- [WHAT TO WORK ON]
Return the number of lines below that contain "binding"; nothing else belongs in the reply.

- [SOURCE DATA]
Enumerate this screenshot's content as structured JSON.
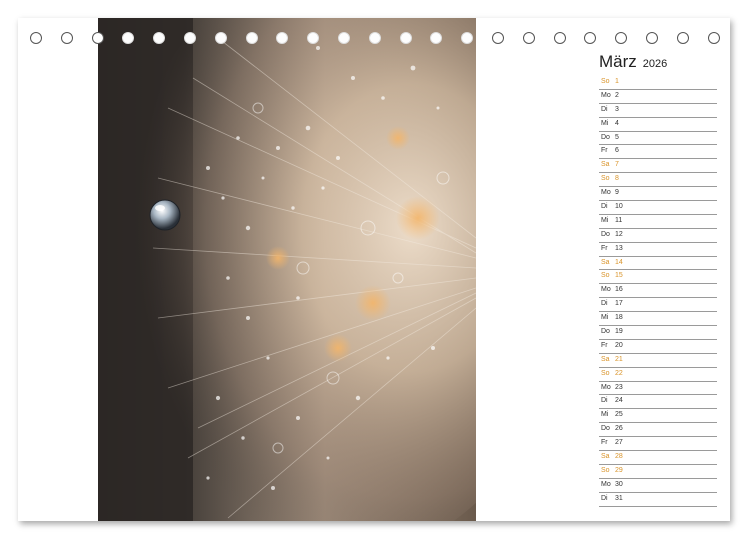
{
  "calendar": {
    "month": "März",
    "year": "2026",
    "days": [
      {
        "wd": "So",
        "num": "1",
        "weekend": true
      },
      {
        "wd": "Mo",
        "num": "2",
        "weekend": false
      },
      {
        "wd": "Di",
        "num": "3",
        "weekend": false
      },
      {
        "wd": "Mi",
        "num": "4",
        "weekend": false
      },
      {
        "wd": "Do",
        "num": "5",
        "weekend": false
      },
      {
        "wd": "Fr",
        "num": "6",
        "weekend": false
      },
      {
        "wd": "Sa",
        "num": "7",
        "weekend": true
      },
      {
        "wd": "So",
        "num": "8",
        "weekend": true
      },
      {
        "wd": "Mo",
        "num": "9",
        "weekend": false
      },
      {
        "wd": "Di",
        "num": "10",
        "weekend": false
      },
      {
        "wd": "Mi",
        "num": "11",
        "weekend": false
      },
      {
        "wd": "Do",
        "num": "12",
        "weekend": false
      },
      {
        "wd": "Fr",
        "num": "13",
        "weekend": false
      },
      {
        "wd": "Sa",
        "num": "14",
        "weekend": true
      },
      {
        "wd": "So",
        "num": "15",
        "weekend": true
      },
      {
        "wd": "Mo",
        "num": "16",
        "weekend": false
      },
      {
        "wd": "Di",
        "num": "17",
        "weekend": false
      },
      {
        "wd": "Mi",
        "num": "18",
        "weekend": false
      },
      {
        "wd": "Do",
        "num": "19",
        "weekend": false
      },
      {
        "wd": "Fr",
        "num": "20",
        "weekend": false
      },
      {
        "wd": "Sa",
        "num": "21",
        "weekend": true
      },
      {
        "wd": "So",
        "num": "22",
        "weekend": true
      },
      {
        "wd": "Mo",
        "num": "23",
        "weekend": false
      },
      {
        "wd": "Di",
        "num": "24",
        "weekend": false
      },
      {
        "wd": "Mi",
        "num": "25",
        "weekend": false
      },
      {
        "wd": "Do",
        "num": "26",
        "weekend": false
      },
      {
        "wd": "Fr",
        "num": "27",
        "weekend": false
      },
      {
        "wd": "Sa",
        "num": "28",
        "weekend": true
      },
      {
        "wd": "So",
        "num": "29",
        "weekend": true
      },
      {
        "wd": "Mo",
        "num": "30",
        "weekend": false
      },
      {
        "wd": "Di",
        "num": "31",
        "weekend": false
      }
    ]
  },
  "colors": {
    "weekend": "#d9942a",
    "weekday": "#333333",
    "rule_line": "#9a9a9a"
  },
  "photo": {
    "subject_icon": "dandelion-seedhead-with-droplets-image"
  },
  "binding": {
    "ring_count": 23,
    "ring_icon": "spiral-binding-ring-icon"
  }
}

- [ANSWER]
2